In previous postings, we discussed the employment contract which exists between all employees and their employers. Implied in most verbal employment contracts is a term recognizing that employees who see their employment terminated for grounds other than “just cause”, are entitled to reasonable notice of their termination, or payment in lieu thereof.
But what is “just cause” and what happens to a worker’s right when their employer alleges it? Just cause can be claimed when an employee’s conduct is incompatible with their continued employment. As one classic decision on just cause put it:
If an employee has been guilty of serious misconduct, habitual neglect of duty, incompetence, or conduct incompatible with his duties, or prejudicial to the employer’s business, or if he has been guilty of wilful disobedience to the employer’s workers in a manner of substance, the law recognizes the employer’s right summarily to dismiss the delinquent employee. 
While the Arthur’s case continues to be cited today, the core question in any case where an employer relies on just cause dismissal is whether the employee has engaged in misconduct that is incompatible with the fundamental terms of the employment relationship.
Establishing just cause is a not a simple exercise. The problem is determining at what point the employee’s misconduct has become incompatible with the employment relationship. For example, an employer would not be able to claim just cause for a single incident of an employee showing up late for work. However, if that same employer has made repeated attempts to correct absenteeism, has enacted work place policies communicating expectations and has engaged in repeated coaching with employees chronically late, a case for just cause would likely be more successful.
Essentially, employers must prove two things: that the conduct relied upon for dismissal actually took place and that it was serious enough to warrant a summary dismissal. This can be challenging, as undoubtedly, employees have a very different point of view of the facts of the case, and will not hesitate to tell the court about them.
Allegations of just cause termination are serious matters. It is highly recommended that any employer considering terminating employees for just cause should seek legal advice beforehand. Similarly, any employees who are the subject of a just cause termination should immediately seek legal counsel and become apprised of their legal rights.

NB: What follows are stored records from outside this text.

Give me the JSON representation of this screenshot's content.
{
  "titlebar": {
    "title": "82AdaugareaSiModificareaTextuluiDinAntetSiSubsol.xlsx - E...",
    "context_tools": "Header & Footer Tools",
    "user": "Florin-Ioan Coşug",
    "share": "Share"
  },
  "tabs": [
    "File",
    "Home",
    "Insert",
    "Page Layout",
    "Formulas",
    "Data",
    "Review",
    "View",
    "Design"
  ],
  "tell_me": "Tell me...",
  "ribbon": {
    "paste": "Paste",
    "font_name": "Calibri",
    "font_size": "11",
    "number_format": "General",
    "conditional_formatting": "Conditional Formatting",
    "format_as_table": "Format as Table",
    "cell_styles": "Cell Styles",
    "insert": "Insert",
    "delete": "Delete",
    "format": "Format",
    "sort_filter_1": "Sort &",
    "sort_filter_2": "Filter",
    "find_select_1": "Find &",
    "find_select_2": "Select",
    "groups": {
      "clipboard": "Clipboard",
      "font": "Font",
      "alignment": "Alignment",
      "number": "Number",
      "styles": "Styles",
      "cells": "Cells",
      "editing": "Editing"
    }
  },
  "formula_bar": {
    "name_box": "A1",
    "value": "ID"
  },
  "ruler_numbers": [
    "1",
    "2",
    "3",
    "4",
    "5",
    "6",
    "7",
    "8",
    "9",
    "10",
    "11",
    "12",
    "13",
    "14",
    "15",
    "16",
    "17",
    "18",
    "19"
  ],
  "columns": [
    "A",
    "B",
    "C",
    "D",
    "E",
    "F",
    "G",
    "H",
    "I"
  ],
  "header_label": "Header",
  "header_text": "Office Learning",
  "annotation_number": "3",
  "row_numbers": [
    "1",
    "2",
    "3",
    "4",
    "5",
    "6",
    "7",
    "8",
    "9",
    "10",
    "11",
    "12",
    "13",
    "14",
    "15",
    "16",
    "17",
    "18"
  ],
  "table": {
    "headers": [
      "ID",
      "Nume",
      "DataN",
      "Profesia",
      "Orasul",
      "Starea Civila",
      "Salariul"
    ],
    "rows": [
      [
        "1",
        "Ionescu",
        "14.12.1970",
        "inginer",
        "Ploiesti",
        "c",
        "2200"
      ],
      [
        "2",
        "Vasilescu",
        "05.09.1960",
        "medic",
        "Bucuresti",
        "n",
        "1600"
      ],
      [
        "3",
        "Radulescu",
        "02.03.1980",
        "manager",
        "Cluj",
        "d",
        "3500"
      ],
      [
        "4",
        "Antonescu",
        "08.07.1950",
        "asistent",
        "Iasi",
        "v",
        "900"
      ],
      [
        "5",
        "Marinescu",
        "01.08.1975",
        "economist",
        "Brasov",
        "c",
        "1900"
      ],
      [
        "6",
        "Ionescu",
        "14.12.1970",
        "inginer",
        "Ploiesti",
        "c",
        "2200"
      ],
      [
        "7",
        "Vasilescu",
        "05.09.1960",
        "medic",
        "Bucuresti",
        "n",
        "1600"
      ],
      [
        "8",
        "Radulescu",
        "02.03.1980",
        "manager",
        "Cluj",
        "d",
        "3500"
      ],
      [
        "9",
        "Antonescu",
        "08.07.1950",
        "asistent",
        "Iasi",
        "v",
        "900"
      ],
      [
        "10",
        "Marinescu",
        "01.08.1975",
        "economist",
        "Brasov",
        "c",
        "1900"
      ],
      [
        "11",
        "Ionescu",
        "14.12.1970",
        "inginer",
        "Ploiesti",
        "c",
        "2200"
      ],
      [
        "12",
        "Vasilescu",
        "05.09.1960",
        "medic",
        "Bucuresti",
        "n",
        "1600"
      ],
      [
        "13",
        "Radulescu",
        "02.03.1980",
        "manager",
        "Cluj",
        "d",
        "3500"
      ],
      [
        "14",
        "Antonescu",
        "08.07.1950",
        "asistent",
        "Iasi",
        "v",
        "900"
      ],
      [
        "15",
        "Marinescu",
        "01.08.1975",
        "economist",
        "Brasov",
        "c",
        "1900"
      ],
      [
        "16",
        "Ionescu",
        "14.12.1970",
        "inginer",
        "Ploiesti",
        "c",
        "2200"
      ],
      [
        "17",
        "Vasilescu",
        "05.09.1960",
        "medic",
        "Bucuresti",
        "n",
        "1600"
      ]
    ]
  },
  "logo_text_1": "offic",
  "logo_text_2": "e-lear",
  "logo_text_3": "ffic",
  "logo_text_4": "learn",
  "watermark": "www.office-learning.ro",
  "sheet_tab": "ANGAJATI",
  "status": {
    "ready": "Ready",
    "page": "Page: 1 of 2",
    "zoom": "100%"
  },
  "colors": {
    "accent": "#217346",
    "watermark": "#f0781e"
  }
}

 – Port Arthur Ship Building Co. v. Arthur (1967), 62 d.l.r. (2d) 342.